# WORK TASK
Could you set down every entry below exactly as it is?

# RECORD SET
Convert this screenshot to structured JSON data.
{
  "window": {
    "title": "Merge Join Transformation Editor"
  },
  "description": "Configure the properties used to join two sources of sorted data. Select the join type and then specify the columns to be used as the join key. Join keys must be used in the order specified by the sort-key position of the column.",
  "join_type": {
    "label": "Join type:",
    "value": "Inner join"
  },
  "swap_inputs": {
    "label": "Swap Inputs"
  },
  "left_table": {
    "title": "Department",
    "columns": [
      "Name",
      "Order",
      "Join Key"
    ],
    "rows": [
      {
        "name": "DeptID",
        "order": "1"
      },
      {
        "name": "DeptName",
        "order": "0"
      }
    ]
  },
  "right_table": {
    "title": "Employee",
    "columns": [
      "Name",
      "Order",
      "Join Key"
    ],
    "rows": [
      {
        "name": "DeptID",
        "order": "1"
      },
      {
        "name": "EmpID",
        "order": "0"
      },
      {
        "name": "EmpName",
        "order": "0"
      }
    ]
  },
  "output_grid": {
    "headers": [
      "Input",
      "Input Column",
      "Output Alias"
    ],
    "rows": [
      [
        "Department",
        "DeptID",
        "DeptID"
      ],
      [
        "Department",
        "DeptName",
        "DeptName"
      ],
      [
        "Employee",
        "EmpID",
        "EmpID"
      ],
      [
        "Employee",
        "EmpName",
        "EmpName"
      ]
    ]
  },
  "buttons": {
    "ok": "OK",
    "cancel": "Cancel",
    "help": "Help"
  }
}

# TASK ANSWER
Convert this screenshot to structured JSON data.
{
  "window": {
    "title": "Merge Join Transformation Editor"
  },
  "description": "Configure the properties used to join two sources of sorted data. Select the join type and then specify the columns to be used as the join key. Join keys must be used in the order specified by the sort-key position of the column.",
  "join_type": {
    "label": "Join type:",
    "value": "Inner join"
  },
  "swap_inputs": {
    "label": "Swap Inputs"
  },
  "left_table": {
    "title": "Department",
    "columns": [
      "Name",
      "Order",
      "Join Key"
    ],
    "rows": [
      {
        "name": "DeptID",
        "order": "1"
      },
      {
        "name": "DeptName",
        "order": "0"
      }
    ]
  },
  "right_table": {
    "title": "Employee",
    "columns": [
      "Name",
      "Order",
      "Join Key"
    ],
    "rows": [
      {
        "name": "DeptID",
        "order": "1"
      },
      {
        "name": "EmpID",
        "order": "0"
      },
      {
        "name": "EmpName",
        "order": "0"
      }
    ]
  },
  "output_grid": {
    "headers": [
      "Input",
      "Input Column",
      "Output Alias"
    ],
    "rows": [
      [
        "Department",
        "DeptID",
        "DeptID"
      ],
      [
        "Department",
        "DeptName",
        "DeptName"
      ],
      [
        "Employee",
        "EmpID",
        "EmpID"
      ],
      [
        "Employee",
        "EmpName",
        "EmpName"
      ]
    ]
  },
  "buttons": {
    "ok": "OK",
    "cancel": "Cancel",
    "help": "Help"
  }
}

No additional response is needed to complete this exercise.